Day one is pool play. With the field split into two pools, each team plays four games on Saturday. Everyone still has something to play for on Sunday, which starts with a pair of “championship play-in games”. The bottom two finishers in each pool crossover against each other, with the winners advancing to the quarterfinals.
(Follow link for a full schedule)
The reigning ACI champs are the Wolfpack from N.C. State, and they’re expected to be in the hunt for a repeat.
“They took everybody by surprise last year, but the fact that they can keep their team together in the summer gives them a distinct advantage. A lot of their guys stay around for summer school and working in the Raleigh area and they play a lot of tournaments, and they’re a very good team,” said Virginia Tech coach Andy Richards of the defending champs.
“They don’t do anything flash. They’re fit. They’re tough, and they don’t miss a tackle. They play rugby the way it should be played. They really do.”
Richards’ Hokies are in the same pool as N.C. State, and they’ll need the senior leadership of Andrew Seufert and Matt Heitzer if they’re going to come out of day one in good shape.
“They’ve worked really, really hard. I can’t ask anything more from them,” said Richards of his seniors. “I’ve had them out on the track and been running them ragged fitness wise.”
Tech played a pair of tournaments over the summer, and though the results were nothing to write home about, Richards said valuable experience was gained. Another thing Tech has accrued? A quality 7s coach. Johnny Smith, a former professional 7s player from England, will spend the next three months in Blacksburg helping the Hokies before he takes a full-time coaching position at Blackheath back home.
Florida State is another team looking to make a breakthrough this year. Gone is flyhalf and top play maker Dylan Hamilton, but taking the reins as head coach is Kirk Swanner, who’d been the 7s guru in Tallahassee.

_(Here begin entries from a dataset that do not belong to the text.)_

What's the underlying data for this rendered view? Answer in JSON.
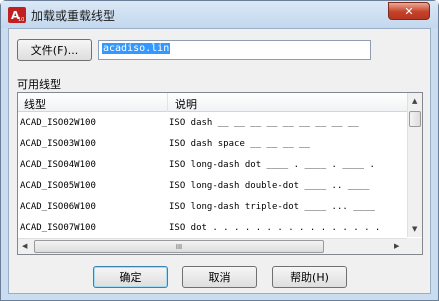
{
  "window": {
    "title": "加载或重载线型",
    "app_icon_text": "A",
    "app_icon_sub": "10",
    "close_glyph": "✕"
  },
  "file": {
    "button_label": "文件(F)...",
    "path": "acadiso.lin"
  },
  "linetypes": {
    "group_label": "可用线型",
    "columns": [
      "线型",
      "说明"
    ],
    "rows": [
      {
        "name": "ACAD_ISO02W100",
        "desc": "ISO dash __ __ __ __ __ __ __ __ __"
      },
      {
        "name": "ACAD_ISO03W100",
        "desc": "ISO dash space __    __    __    __"
      },
      {
        "name": "ACAD_ISO04W100",
        "desc": "ISO long-dash dot ____ . ____ . ____ ."
      },
      {
        "name": "ACAD_ISO05W100",
        "desc": "ISO long-dash double-dot ____ .. ____"
      },
      {
        "name": "ACAD_ISO06W100",
        "desc": "ISO long-dash triple-dot ____ ... ____"
      },
      {
        "name": "ACAD_ISO07W100",
        "desc": "ISO dot . . . . . . . . . . . . . . . ."
      }
    ],
    "scroll_grip": "III",
    "arrows": {
      "up": "▲",
      "down": "▼",
      "left": "◀",
      "right": "▶"
    }
  },
  "buttons": {
    "ok": "确定",
    "cancel": "取消",
    "help": "帮助(H)"
  },
  "colors": {
    "selection": "#3399ff",
    "close": "#c5412a",
    "icon_red": "#c0201e"
  }
}
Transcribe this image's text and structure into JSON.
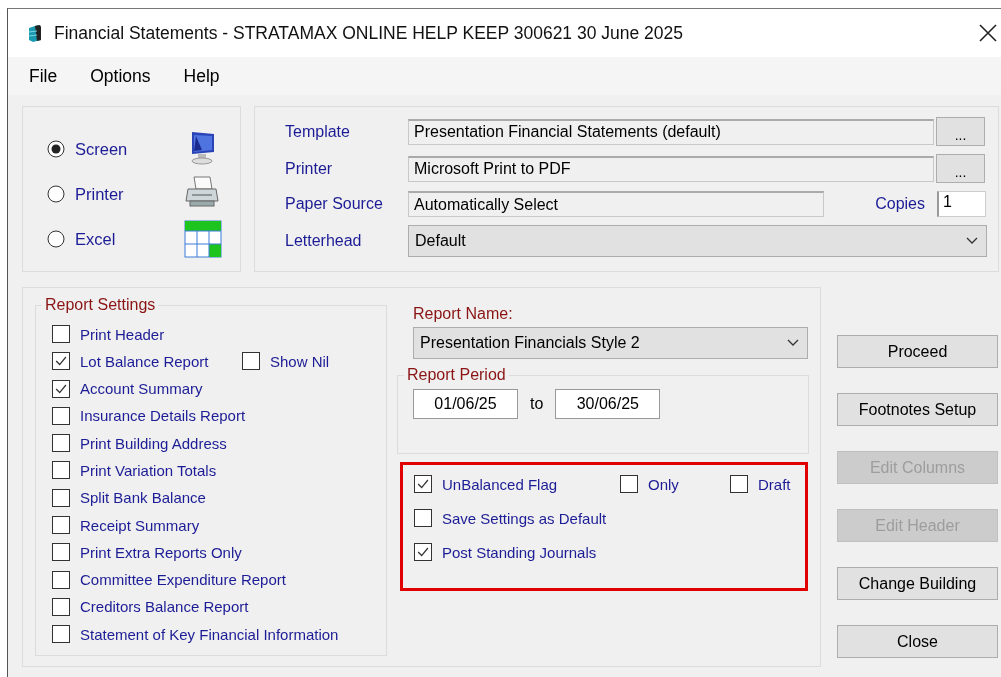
{
  "window": {
    "title": "Financial Statements - STRATAMAX ONLINE HELP KEEP 300621 30 June 2025"
  },
  "menu": [
    "File",
    "Options",
    "Help"
  ],
  "output": [
    {
      "label": "Screen",
      "selected": true,
      "kind": "screen"
    },
    {
      "label": "Printer",
      "selected": false,
      "kind": "printer"
    },
    {
      "label": "Excel",
      "selected": false,
      "kind": "excel"
    }
  ],
  "print_settings": {
    "template": {
      "label": "Template",
      "value": "Presentation Financial Statements (default)",
      "button": "..."
    },
    "printer": {
      "label": "Printer",
      "value": "Microsoft Print to PDF",
      "button": "..."
    },
    "paper_source": {
      "label": "Paper Source",
      "value": "Automatically Select"
    },
    "copies": {
      "label": "Copies",
      "value": "1"
    },
    "letterhead": {
      "label": "Letterhead",
      "value": "Default"
    }
  },
  "report_settings": {
    "title": "Report Settings",
    "items": [
      {
        "label": "Print Header",
        "checked": false
      },
      {
        "label": "Lot Balance Report",
        "checked": true,
        "side": {
          "label": "Show Nil",
          "checked": false
        }
      },
      {
        "label": "Account Summary",
        "checked": true
      },
      {
        "label": "Insurance Details Report",
        "checked": false
      },
      {
        "label": "Print Building Address",
        "checked": false
      },
      {
        "label": "Print Variation Totals",
        "checked": false
      },
      {
        "label": "Split Bank Balance",
        "checked": false
      },
      {
        "label": "Receipt Summary",
        "checked": false
      },
      {
        "label": "Print Extra Reports Only",
        "checked": false
      },
      {
        "label": "Committee Expenditure Report",
        "checked": false
      },
      {
        "label": "Creditors Balance Report",
        "checked": false
      },
      {
        "label": "Statement of Key Financial Information",
        "checked": false
      }
    ]
  },
  "report_name": {
    "label": "Report Name:",
    "value": "Presentation Financials Style 2"
  },
  "report_period": {
    "title": "Report Period",
    "from": "01/06/25",
    "separator": "to",
    "to": "30/06/25"
  },
  "options": [
    [
      {
        "label": "UnBalanced Flag",
        "checked": true
      },
      {
        "label": "Only",
        "checked": false
      },
      {
        "label": "Draft",
        "checked": false
      }
    ],
    [
      {
        "label": "Save Settings as Default",
        "checked": false
      }
    ],
    [
      {
        "label": "Post Standing Journals",
        "checked": true
      }
    ]
  ],
  "buttons": [
    {
      "label": "Proceed",
      "disabled": false
    },
    {
      "label": "Footnotes Setup",
      "disabled": false
    },
    {
      "label": "Edit Columns",
      "disabled": true
    },
    {
      "label": "Edit Header",
      "disabled": true
    },
    {
      "label": "Change Building",
      "disabled": false
    },
    {
      "label": "Close",
      "disabled": false
    }
  ]
}
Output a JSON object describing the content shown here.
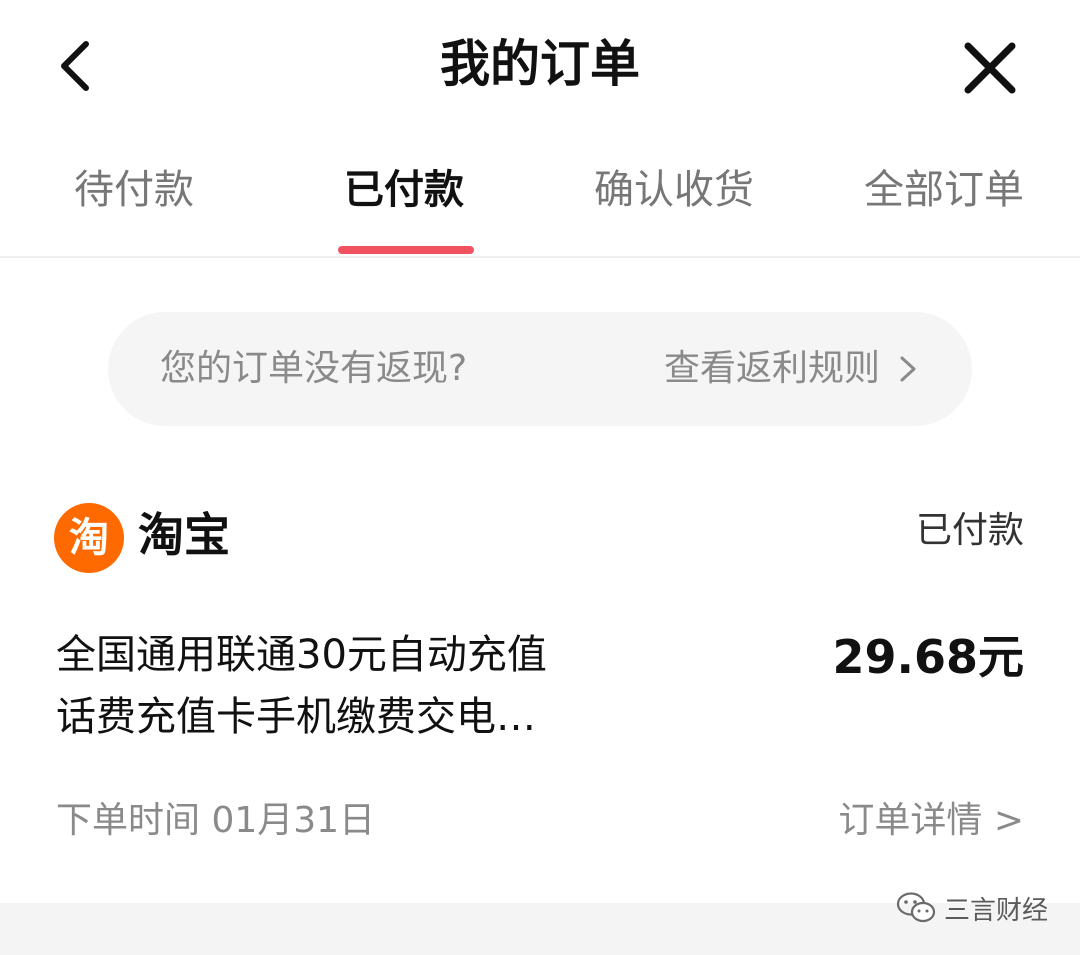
{
  "header": {
    "title": "我的订单",
    "back_icon": "chevron-left-icon",
    "close_icon": "close-icon"
  },
  "tabs": [
    {
      "label": "待付款",
      "active": false
    },
    {
      "label": "已付款",
      "active": true
    },
    {
      "label": "确认收货",
      "active": false
    },
    {
      "label": "全部订单",
      "active": false
    }
  ],
  "accent_color": "#f0535f",
  "rebate_banner": {
    "question": "您的订单没有返现?",
    "link": "查看返利规则"
  },
  "order": {
    "shop_logo_text": "淘",
    "shop_logo_color": "#ff6a00",
    "shop_name": "淘宝",
    "status": "已付款",
    "product_title_line1": "全国通用联通30元自动充值",
    "product_title_line2": "话费充值卡手机缴费交电…",
    "price": "29.68元",
    "order_time": "下单时间 01月31日",
    "detail_link": "订单详情 >"
  },
  "watermark": {
    "text": "三言财经",
    "icon": "wechat-icon"
  }
}
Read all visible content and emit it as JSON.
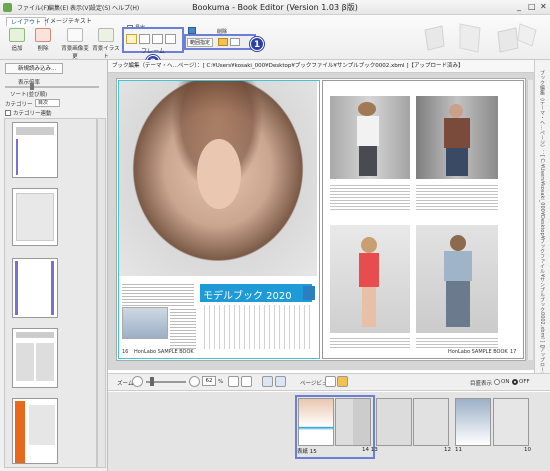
{
  "window": {
    "title": "Bookuma - Book Editor (Version 1.03 β版)",
    "menu": [
      "ファイル(F)",
      "編集(E)",
      "表示(V)",
      "設定(S)",
      "ヘルプ(H)"
    ],
    "controls": [
      "_",
      "□",
      "✕"
    ]
  },
  "ribbon": {
    "tabs": [
      "レイアウト",
      "イメージ",
      "テキスト"
    ],
    "active_tab": "レイアウト",
    "buttons": [
      "追加",
      "削除",
      "背景画像変更",
      "背景イラスト"
    ],
    "frame_label": "フレーム",
    "checkbox_label": "見出",
    "range_label": "範囲指定",
    "delete_label": "削除"
  },
  "badges": [
    "1",
    "2"
  ],
  "left_panel": {
    "new_load_button": "新規読み込み...",
    "display_ratio_label": "表示倍率",
    "sort_label": "ソート(並び順)",
    "category_label": "カテゴリー",
    "category_value": "目次",
    "category_link_label": "カテゴリー連動"
  },
  "pathbar": {
    "text": "ブック編集（テーマ・ヘ…ページ）：[ C:¥Users¥kosaki_000¥Desktop¥ブックファイル¥サンプルブック0002.xbml ]【アップロード済み】"
  },
  "right_edge": {
    "text": "ブック編集（テーマ・ヘ…ページ）：[ C:¥Users¥kosaki_000¥Desktop¥ブックファイル¥サンプルブック0002.xbml ]【アップロード済み】"
  },
  "document": {
    "title_banner": "モデルブック 2020",
    "left_footer": "HonLabo SAMPLE BOOK",
    "right_footer": "HonLabo SAMPLE BOOK",
    "left_page_no": "16",
    "right_page_no": "17"
  },
  "bottom_bar": {
    "zoom_label": "ズーム",
    "zoom_value": "62",
    "zoom_unit": "%",
    "preview_label": "ページビュー",
    "guide_label": "目盛表示",
    "on_label": "ON",
    "off_label": "OFF",
    "guide_value": "OFF"
  },
  "thumb_strip": {
    "numbers": [
      "表紙 15",
      "14 13",
      "12",
      "11",
      "10"
    ]
  },
  "colors": {
    "badge": "#2d3fa6",
    "highlight": "#6b7fd7",
    "banner": "#1e9bd7",
    "page_border": "#40c4d6",
    "spine_orange": "#e8691e"
  }
}
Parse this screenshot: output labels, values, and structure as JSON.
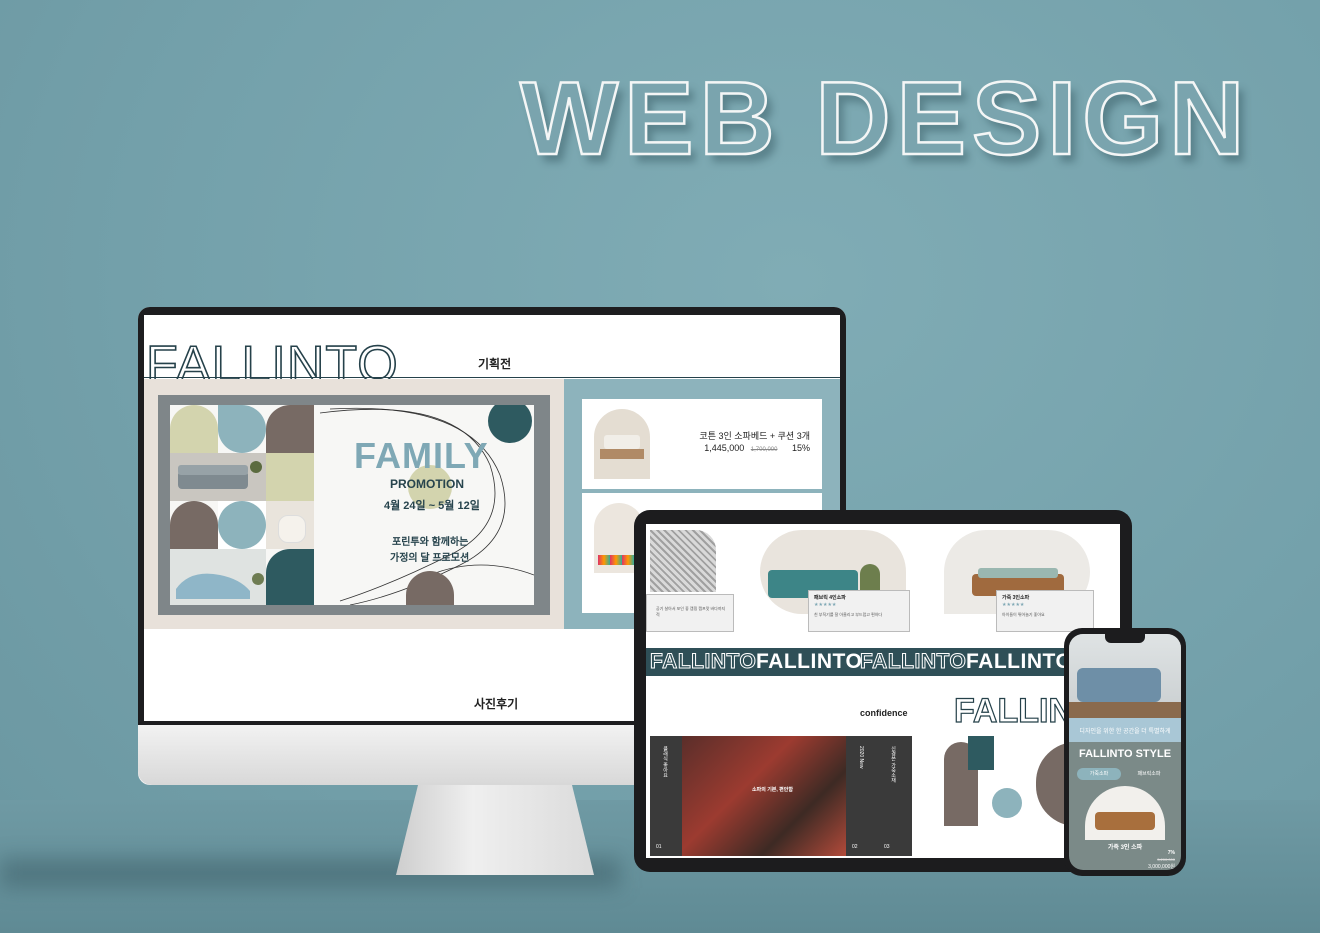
{
  "hero_title": "WEB DESIGN",
  "colors": {
    "background": "#76a3ad",
    "dark_teal": "#2f4f57",
    "light_blue": "#8db3bc",
    "sage": "#d3d4ae",
    "brown": "#776a64",
    "teal": "#2e5a60"
  },
  "monitor": {
    "brand": "FALLINTO",
    "nav_center": "기획전",
    "promo": {
      "headline": "FAMILY",
      "title": "PROMOTION",
      "dates": "4월 24일 ~ 5월 12일",
      "subtitle_1": "포린투와 함께하는",
      "subtitle_2": "가정의 달 프로모션"
    },
    "product": {
      "name": "코튼 3인 소파베드 + 쿠션 3개",
      "price": "1,445,000",
      "original_price": "1,700,000",
      "discount": "15%"
    },
    "section_label": "사진후기"
  },
  "tablet": {
    "cards": [
      {
        "title": "",
        "desc": "공기 살아서 포인 좋 캠핑 캠프맛 바다까지 적"
      },
      {
        "title": "패브릭 4인소파",
        "desc": "친 부직기를 잘 아울리고 부드럽고 편하다"
      },
      {
        "title": "가죽 3인소파",
        "desc": "아이들이 뛰어놀기 좋아요"
      }
    ],
    "band_items": [
      "FALLINTO",
      "FALLINTO",
      "FALLINTO",
      "FALLINTO"
    ],
    "section_label": "confidence",
    "outline_logo": "FALLIN",
    "photo": {
      "caption": "소파의 기본, 편안함",
      "col_1": "클래식 좋아요",
      "col_2": "2020 New",
      "col_3": "신경쓴 가죽소재",
      "num_1": "01",
      "num_2": "02",
      "num_3": "03"
    }
  },
  "phone": {
    "banner_text": "디자인을 위한 한 공간을 더 특별하게",
    "title": "FALLINTO STYLE",
    "tabs": [
      "가죽소파",
      "패브릭소파"
    ],
    "product_name": "가죽 3인 소파",
    "discount": "7%",
    "original_price": "3,200,000",
    "price": "3,000,000원"
  }
}
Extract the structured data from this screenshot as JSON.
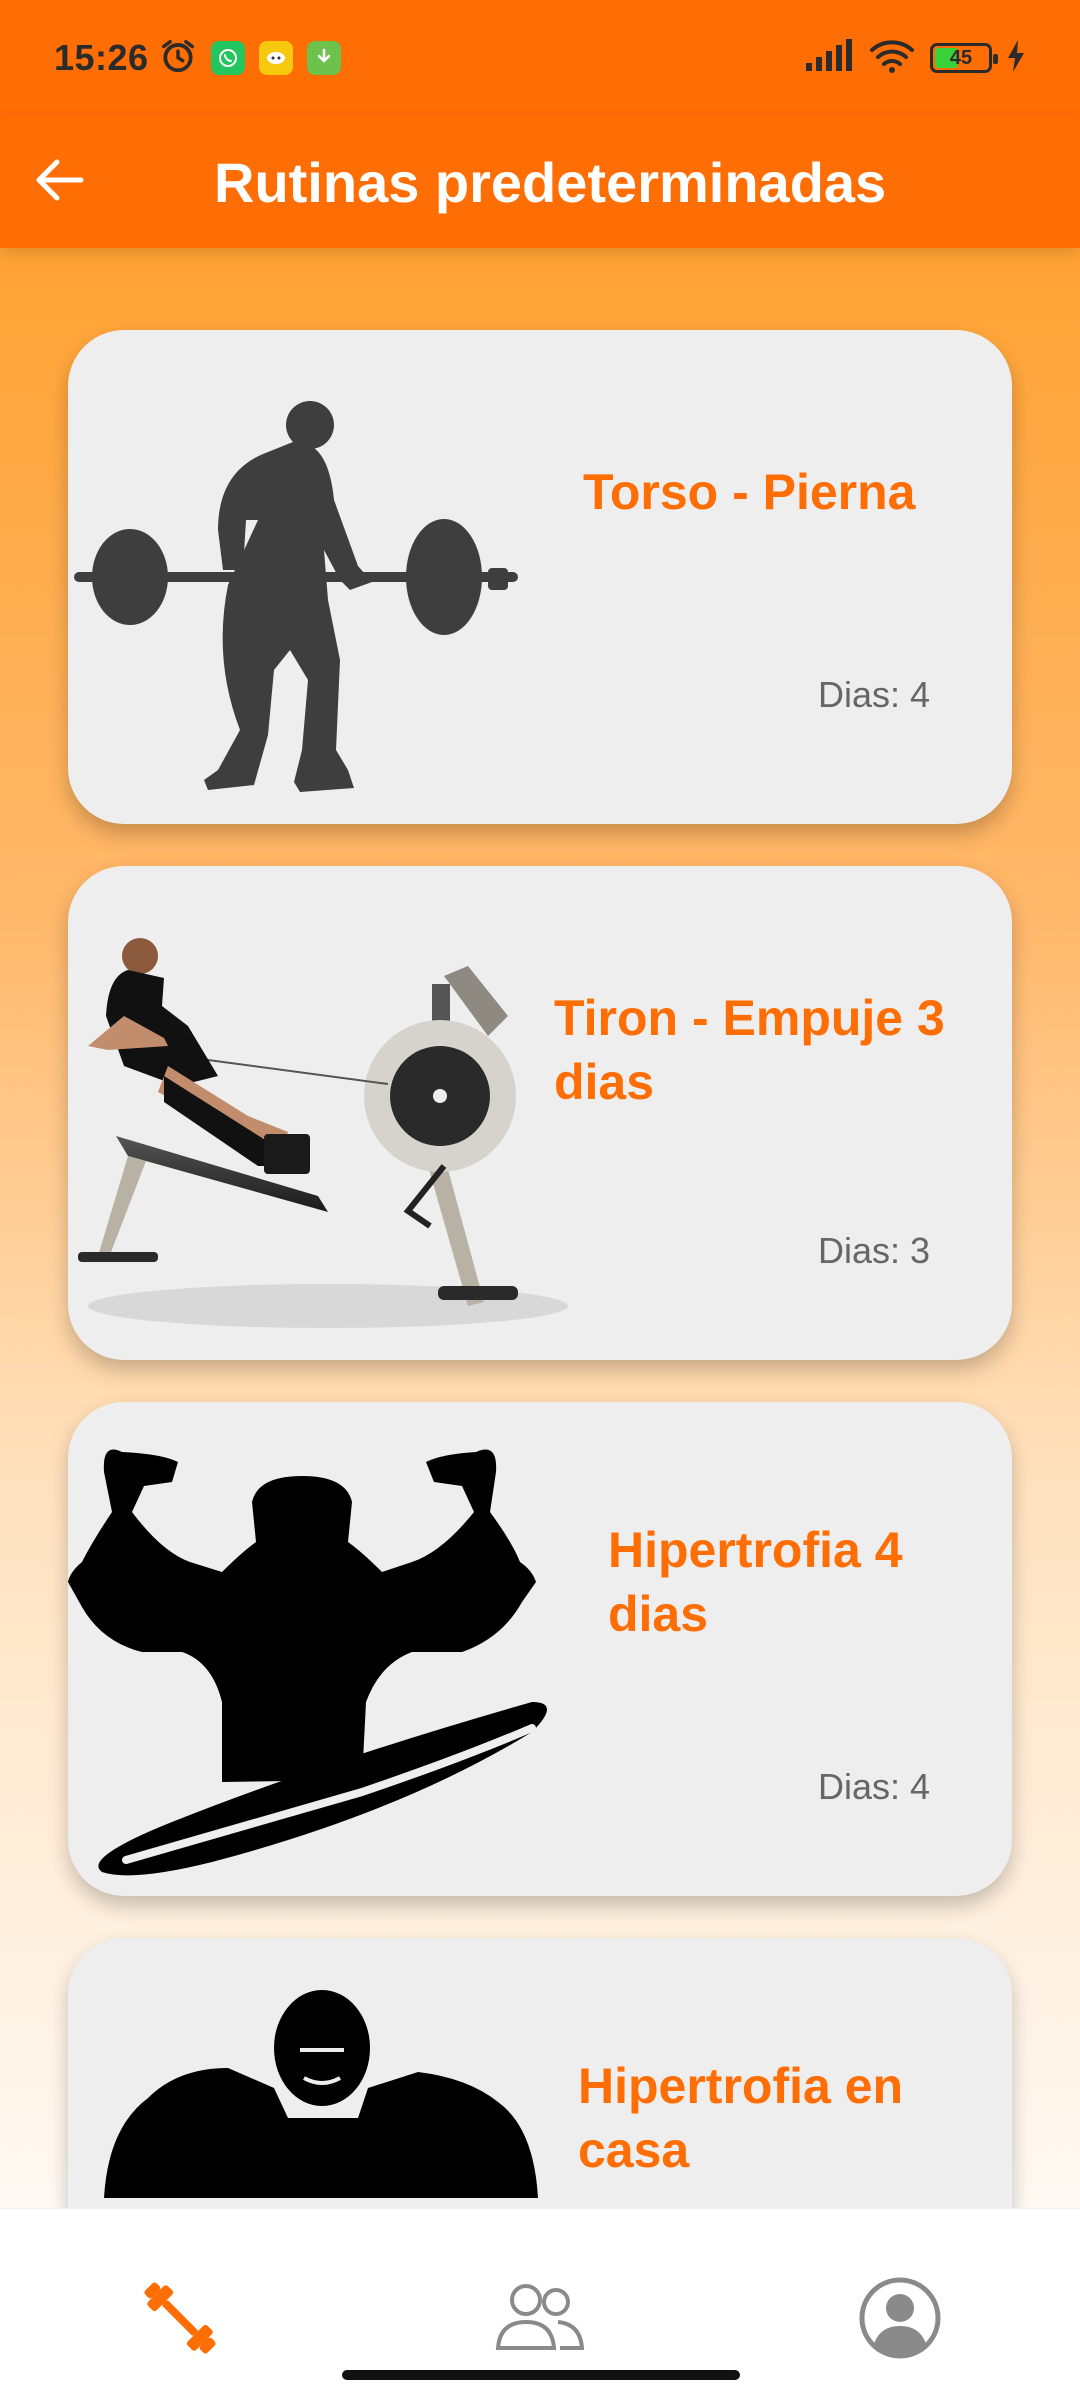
{
  "status": {
    "time": "15:26",
    "battery": "45",
    "battery_level": 0.45,
    "notifications": [
      "alarm-icon",
      "whatsapp-icon",
      "chat-app-icon",
      "download-icon"
    ]
  },
  "appbar": {
    "title": "Rutinas predeterminadas"
  },
  "routines": [
    {
      "title": "Torso - Pierna",
      "days": "Dias: 4",
      "image": "barbell-lifter-silhouette"
    },
    {
      "title": "Tiron - Empuje 3 dias",
      "days": "Dias: 3",
      "image": "rowing-machine-athlete"
    },
    {
      "title": "Hipertrofia 4 dias",
      "days": "Dias: 4",
      "image": "flexing-bodybuilder-silhouette"
    },
    {
      "title": "Hipertrofia en casa",
      "days": "",
      "image": "muscular-man-silhouette"
    }
  ],
  "bottom_nav": {
    "items": [
      "dumbbell-icon",
      "people-icon",
      "profile-icon"
    ],
    "active": "dumbbell-icon"
  },
  "colors": {
    "accent": "#ff6d05",
    "card_bg": "#eeeeee",
    "days_text": "#666666"
  }
}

FSU is in a unique position, as they’re hosting the Independence Conference 7s tournament, another qualifier for nationals, a week from Saturday. Prior to playing this weekend, the Seminoles have to declare which tournament they’re choosing as a qualifier. If they choose the ACI, but don’t win and then win the Independence, they don’t automatically qualify.
Last time RUGBYMag spoke with Swanner, he was undecided which tournament the ’Noles would use as their qualification vehicle. Odds are, though, with Life and Arkansas State in the Independence, they’ll pick the ACI.
If they’re going to qualify this weekend, Steve Wartepne will have to fill some of the scoring void left by Hamilton.
“Him and Dylan were competing for the leading try scorer. They went head to head all year. We’ve got this new wave of players coming through this year. Steve’s one of the guys that should be leading that fresh new wave of guys coming through,” said Swanner.
“I think he’s been an automatic selection at fullback now since the spring semester his freshman year. We’re looking for him to score some points out wide.”
The team everyone is keeping an eye on this weekend? Maryland. They won the inaugural Atlantic Coast Rugby League (15s) title last season, and they did so with a large contingent of young playmakers. The most notable of them is Matias Cima, the freshman flyhalf phenom from Gonzaga. He’s now a sophomore, and he may well be transferring to Penn State in the spring, so 7s could be his last chance to win a title for the Terps.
Another person that applies to is Richard Hwang. The senior No. 8 runs out of eligibility at the end of the fall semester, so his sole focus is now on 7s. He has a high work rate and will provide heaps of leadership and experience.